Hello! I've come here today to explain something that apparently still needs explaining: Women play video games.
Photo Illustration by Elena Scotti/Kotaku/GMG, photos via Shutterstock
I know, it's a radical concept. (As plenty of you are doubtless aware, it is not a radical concept.) Yet here in the year 2017, it's apparently still really easy to assume that despite the fact that A) video games are awesome and B) video games have been a huge part of mainstream popular culture for decades, women do not play video games. But they do.
I know that many of you reading this are on the same page. If so, cool. Keep doing what you're doing.
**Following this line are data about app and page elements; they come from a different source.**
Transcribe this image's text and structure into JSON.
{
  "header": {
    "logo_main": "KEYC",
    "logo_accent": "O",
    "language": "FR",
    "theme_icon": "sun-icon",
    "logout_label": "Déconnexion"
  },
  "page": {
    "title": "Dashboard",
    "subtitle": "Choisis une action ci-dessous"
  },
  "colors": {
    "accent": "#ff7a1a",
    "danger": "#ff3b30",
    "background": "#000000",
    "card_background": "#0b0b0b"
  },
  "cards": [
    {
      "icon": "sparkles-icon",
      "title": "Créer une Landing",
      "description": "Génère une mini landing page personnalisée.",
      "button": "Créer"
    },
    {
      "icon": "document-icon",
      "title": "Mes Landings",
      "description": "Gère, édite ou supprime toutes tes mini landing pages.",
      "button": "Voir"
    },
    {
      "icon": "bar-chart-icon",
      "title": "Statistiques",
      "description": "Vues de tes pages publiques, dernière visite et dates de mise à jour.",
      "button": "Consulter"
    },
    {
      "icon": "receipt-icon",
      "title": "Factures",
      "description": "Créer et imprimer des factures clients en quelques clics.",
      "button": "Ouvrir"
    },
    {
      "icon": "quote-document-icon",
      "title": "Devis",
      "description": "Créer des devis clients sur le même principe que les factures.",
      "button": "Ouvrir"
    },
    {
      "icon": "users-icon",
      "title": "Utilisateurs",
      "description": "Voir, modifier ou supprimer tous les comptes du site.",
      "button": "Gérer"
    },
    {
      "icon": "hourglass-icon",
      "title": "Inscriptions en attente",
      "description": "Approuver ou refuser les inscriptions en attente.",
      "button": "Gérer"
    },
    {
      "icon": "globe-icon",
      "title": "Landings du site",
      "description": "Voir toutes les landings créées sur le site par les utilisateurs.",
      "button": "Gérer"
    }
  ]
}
But you may be surprised how many people still think that women, as a general rule, do not play video games. Ask any woman you know — who, again, probably plays video games — and she will likely have a story about someone assuming that she, a woman, does not play video games. Despite the fact that she does.
Basically every woman I know who works in games or plays a lot of games regularly has people assume she doesn't. A quick survey today of several of the women I work alongside at Kotaku confirmed that, yes, this is a frequent occurrence. In fact, for women at game conferences such as E3, it often gets a lot worse than having someone assume you don't play games. The basic truth of the matter still bears repeating, however, so I'm going to repeat it now: Women play video games.
The assumption I'm talking about is rarely made with the intention of hurting someone's feelings. Like most assumptions, it doesn't require much thought at all. But if you have ever assumed that maybe women don't play video games, take this opportunity to remind yourself that in fact, they do.
If you are a man (or if you're not!) out at a social gathering, talking with some friends about video games, and a woman comes up and joins the conversation, do yourself a favour: Assume she plays video games. Don't ask, "Do you play video games?" Instead, ask, "What kind of games do you play?"
If she says, "Oh, I don't really play games," no big deal. Change the subject to TV, or music, or the weather. (Some people may argue that the weather is not an interesting subject of conversation; I say there's a reason it's a conversational default.) But if she does play video games, chances are she will have repeatedly dealt with people who assume that she doesn't. Which is stupid, because women play video games. They just do.